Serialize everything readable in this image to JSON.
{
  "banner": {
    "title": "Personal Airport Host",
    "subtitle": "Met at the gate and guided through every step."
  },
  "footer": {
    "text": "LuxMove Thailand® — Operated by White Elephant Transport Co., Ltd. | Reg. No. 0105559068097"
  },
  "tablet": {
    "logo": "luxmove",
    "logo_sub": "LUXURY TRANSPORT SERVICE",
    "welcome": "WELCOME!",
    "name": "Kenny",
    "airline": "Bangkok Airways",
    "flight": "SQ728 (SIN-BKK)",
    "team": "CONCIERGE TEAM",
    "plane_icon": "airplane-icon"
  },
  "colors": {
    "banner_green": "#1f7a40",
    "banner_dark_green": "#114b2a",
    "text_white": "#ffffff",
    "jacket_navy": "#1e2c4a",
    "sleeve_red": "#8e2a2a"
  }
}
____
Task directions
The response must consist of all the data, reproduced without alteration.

Answer area
Serialize everything readable in this image to JSON.
{
  "banner": {
    "title": "Personal Airport Host",
    "subtitle": "Met at the gate and guided through every step."
  },
  "footer": {
    "text": "LuxMove Thailand® — Operated by White Elephant Transport Co., Ltd. | Reg. No. 0105559068097"
  },
  "tablet": {
    "logo": "luxmove",
    "logo_sub": "LUXURY TRANSPORT SERVICE",
    "welcome": "WELCOME!",
    "name": "Kenny",
    "airline": "Bangkok Airways",
    "flight": "SQ728 (SIN-BKK)",
    "team": "CONCIERGE TEAM",
    "plane_icon": "airplane-icon"
  },
  "colors": {
    "banner_green": "#1f7a40",
    "banner_dark_green": "#114b2a",
    "text_white": "#ffffff",
    "jacket_navy": "#1e2c4a",
    "sleeve_red": "#8e2a2a"
  }
}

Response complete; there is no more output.